++++ The data

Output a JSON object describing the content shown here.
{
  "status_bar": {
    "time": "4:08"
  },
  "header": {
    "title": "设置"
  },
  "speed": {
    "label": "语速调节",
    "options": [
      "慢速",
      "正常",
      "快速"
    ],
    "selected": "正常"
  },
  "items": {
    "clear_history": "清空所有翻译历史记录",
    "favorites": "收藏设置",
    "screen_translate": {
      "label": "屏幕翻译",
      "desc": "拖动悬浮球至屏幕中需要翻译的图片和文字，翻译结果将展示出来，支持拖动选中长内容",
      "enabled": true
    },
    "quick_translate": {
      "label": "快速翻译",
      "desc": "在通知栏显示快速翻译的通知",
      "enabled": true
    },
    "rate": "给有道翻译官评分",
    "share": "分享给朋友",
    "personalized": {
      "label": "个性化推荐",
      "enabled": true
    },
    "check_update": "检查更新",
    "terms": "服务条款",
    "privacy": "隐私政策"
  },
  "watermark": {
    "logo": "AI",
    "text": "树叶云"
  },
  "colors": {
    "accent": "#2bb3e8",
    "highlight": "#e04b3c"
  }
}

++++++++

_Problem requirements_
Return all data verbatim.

_Answer to the exercise_
Output a JSON object describing the content shown here.
{
  "status_bar": {
    "time": "4:08"
  },
  "header": {
    "title": "设置"
  },
  "speed": {
    "label": "语速调节",
    "options": [
      "慢速",
      "正常",
      "快速"
    ],
    "selected": "正常"
  },
  "items": {
    "clear_history": "清空所有翻译历史记录",
    "favorites": "收藏设置",
    "screen_translate": {
      "label": "屏幕翻译",
      "desc": "拖动悬浮球至屏幕中需要翻译的图片和文字，翻译结果将展示出来，支持拖动选中长内容",
      "enabled": true
    },
    "quick_translate": {
      "label": "快速翻译",
      "desc": "在通知栏显示快速翻译的通知",
      "enabled": true
    },
    "rate": "给有道翻译官评分",
    "share": "分享给朋友",
    "personalized": {
      "label": "个性化推荐",
      "enabled": true
    },
    "check_update": "检查更新",
    "terms": "服务条款",
    "privacy": "隐私政策"
  },
  "watermark": {
    "logo": "AI",
    "text": "树叶云"
  },
  "colors": {
    "accent": "#2bb3e8",
    "highlight": "#e04b3c"
  }
}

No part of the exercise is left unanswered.